Toronto

Kadar Brock

Angell Gallery

Night Time Is the Right Time, Radar Love, and Electric Avenue (all works 2007) were the largest and most arresting pictures on view in Kadar Brock’s recent solo exhibition of abstract paintings, “You Only Live Once.” And despite their sentimentalizing pop-music titles, there was indeed the danger of meeting a clangorous end from cardiac arrest when initially confronted by this discordant mélange of techniques, styles, and colors.

First drawn to the canvases’ garish fluorescent yellows and pinks, the eye then wanders anxiously among an array of layered, juxtaposed, and overlapping geometric shapes. But sustained comparative viewing of the three pictures gradually allows their disorienting jumbles of surfaces and color combinations to resolve themselves into a pictorial vocabulary distinguished by surprising delicacy and sophistication. The cast of characters includes relatively rational, hard-edged triangles that all demonstrate shades of a single color; sometimes these triangles are subdivided, suggesting a diagrammatic context reminiscent of a pie chart. Other clearly delineated forms are heartily filled with roughly textured pigment—often featuring streaks of gray, black, and white, punctuated by flecks of green and pink—applied slowly in a single stroke with a large brush. Such careful deliberation contrasts with the impulsive implication of spray-painted outlines, rendered with an intensity and a pace that make them waver and vibrate—as well as excrete downward drips, which emphasize an easel-oriented verticality.

Elsewhere, viscous paint has been slung from above and allowed to pool. Tiny dribbled rivulets and globules of pigment—perhaps the residua of violent gestural strokes—catch the eye as one scans the more expansive, monochromatic passages. Faintly tinted shapes appear to have been made by applying thin layers of water-based paint over oils. Some sections seem to have been rendered with a house-painter’s brush containing just a trace of gray, displayed starkly against a flat ground in a contrasting shade. There are also areas with a Richteresque scumbled surface, juxtaposed with sharp edges resulting from the judicious use of masking tape.

Brock’s display of diverse paint application methods and textures—each possessing its own temporal and psychological associations, and ranging in feel from the intuitive to the measured—is presented in a nonhierarchical context, in which each element is assigned a comparable importance. No single color is allowed to predominate, either; chromatic identities clamor to declare themselves, like warring neighbors. However, this strategically orchestrated compositional competition is complicated by the repetition of crystalline structures meant to invoke a spiritual realm integral to the artist’s upbringing and objectives.

Accordingly, these works may be loosely associated with a desire for self-summation that draws on a “retrospective” collection of painterly mannerisms, recalling pictures by Jasper Johns from the 1960s such as According to What, 1964. Three smaller pictures here, including Midday Morning Mist, further underlined this drive.
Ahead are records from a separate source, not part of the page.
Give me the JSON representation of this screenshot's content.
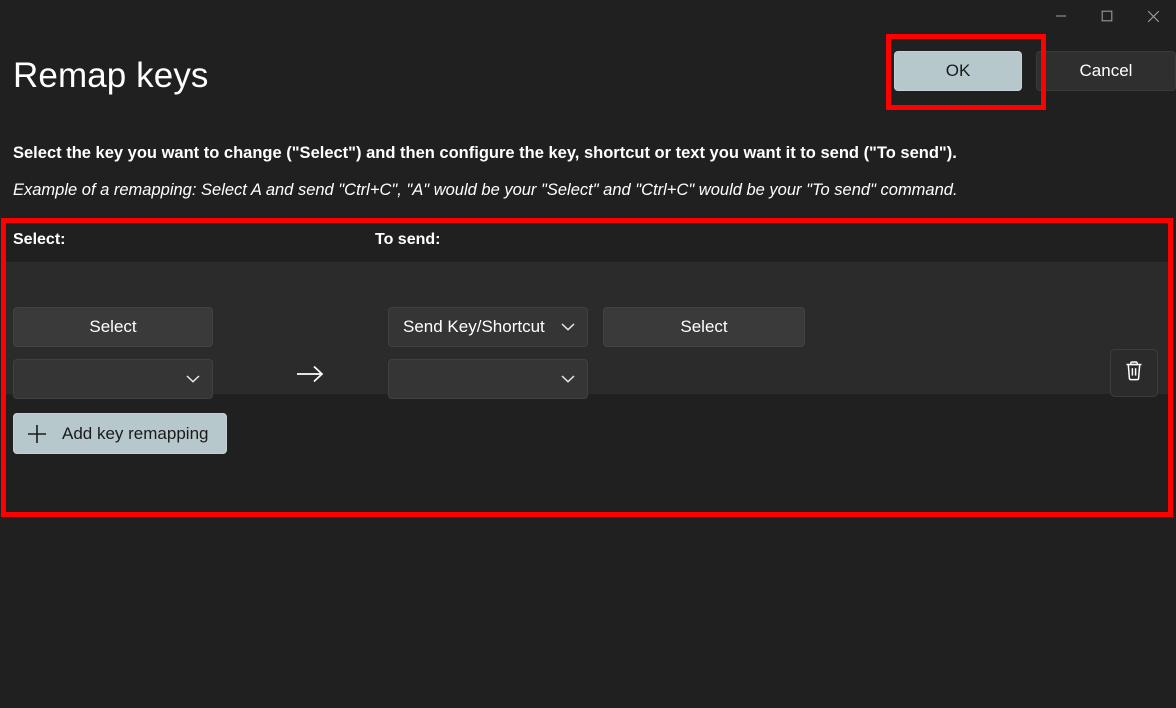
{
  "window": {
    "controls": [
      {
        "name": "minimize",
        "icon": "minimize-icon",
        "label": "Minimize"
      },
      {
        "name": "maximize",
        "icon": "maximize-icon",
        "label": "Maximize"
      },
      {
        "name": "close",
        "icon": "close-icon",
        "label": "Close"
      }
    ]
  },
  "header": {
    "title": "Remap keys",
    "ok_label": "OK",
    "cancel_label": "Cancel"
  },
  "description": {
    "line1": "Select the key you want to change (\"Select\") and then configure the key, shortcut or text you want it to send (\"To send\").",
    "line2": "Example of a remapping: Select A and send \"Ctrl+C\", \"A\" would be your \"Select\" and \"Ctrl+C\" would be your \"To send\" command."
  },
  "panel": {
    "col_select_header": "Select:",
    "col_tosend_header": "To send:",
    "rows": [
      {
        "select_button_label": "Select",
        "select_combo_value": "",
        "send_type_value": "Send Key/Shortcut",
        "send_combo_value": "",
        "send_button_label": "Select",
        "delete_icon": "trash-icon",
        "arrow_icon": "arrow-right-icon"
      }
    ],
    "add_button_label": "Add key remapping",
    "add_button_icon": "plus-icon"
  },
  "colors": {
    "page_background": "#202020",
    "row_background": "#2b2b2b",
    "control_background": "#353535",
    "accent_button": "#b7c8cc",
    "accent_button_text": "#1a1a1a",
    "highlight_outline": "#fe0000",
    "text_primary": "#ffffff"
  },
  "annotations": [
    {
      "name": "ok-button-highlight",
      "target": "OK"
    },
    {
      "name": "remap-panel-highlight",
      "target": "Remap rows panel"
    }
  ]
}
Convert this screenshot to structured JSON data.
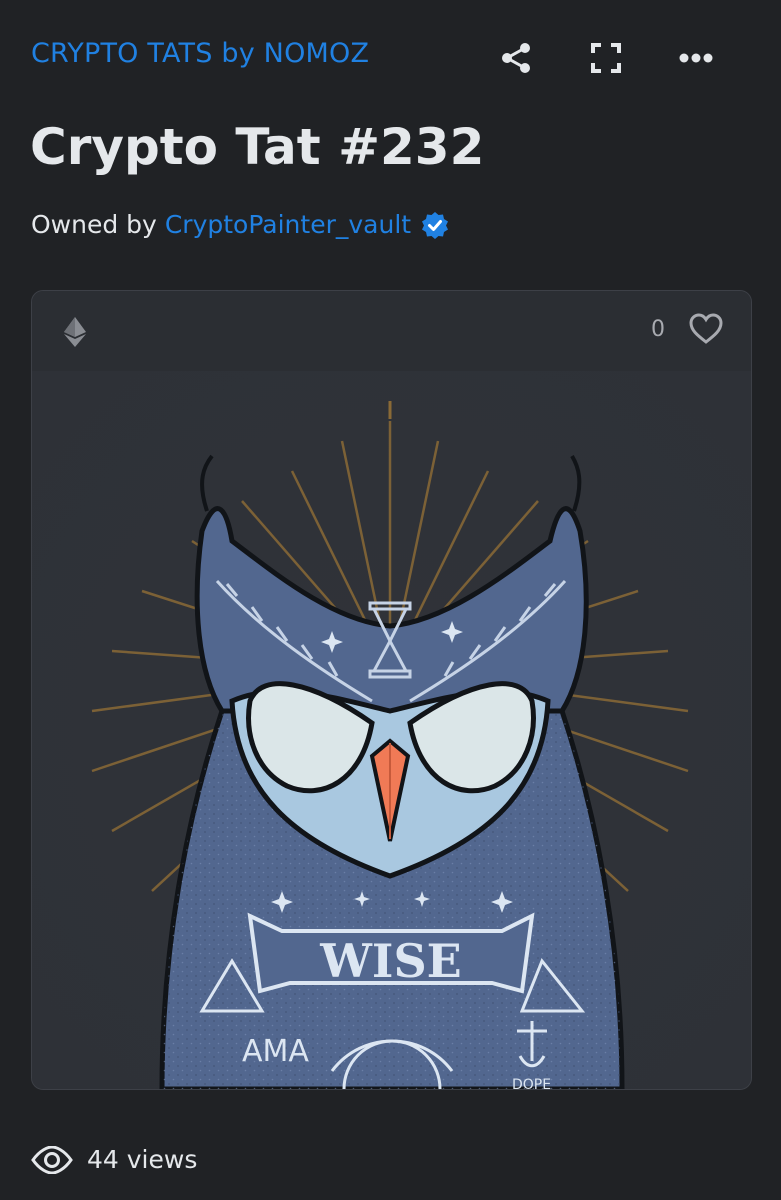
{
  "collection": {
    "name": "CRYPTO TATS by NOMOZ"
  },
  "actions": [
    {
      "name": "share-icon"
    },
    {
      "name": "fullscreen-icon"
    },
    {
      "name": "more-icon"
    }
  ],
  "asset": {
    "title": "Crypto Tat #232",
    "owned_by_label": "Owned by",
    "owner": "CryptoPainter_vault",
    "verified_icon": "verified-badge-icon"
  },
  "card": {
    "chain_icon": "ethereum-icon",
    "like_count": "0",
    "like_icon": "heart-icon",
    "artwork": {
      "subject": "owl-illustration",
      "banner_text": "WISE",
      "side_text": "AMA",
      "anchor_text": "DOPE"
    }
  },
  "stats": {
    "views": "44 views",
    "views_icon": "eye-icon"
  },
  "colors": {
    "background": "#202225",
    "link": "#2081e2",
    "text": "#e5e8eb",
    "card": "#303339",
    "owl_body": "#52678f",
    "beak": "#f07a56"
  }
}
This work has been executed with a similarly diversified pictorial language, but obscured by desensitizing coatings of white and pastels; its pseudo-monochromatic surface still contains triangular forms and hints of green, blue, yellow, gray, and other colors, but the process of veiling suggests an act of repression. However, it is Brock’s rawer handling of his vibrant larger works that most productively calls attention to the notion of pictorial disjunction—and, further, to our too often ill-fated strivings for linguistic, spiritual, and emotional unity.

Dan Adler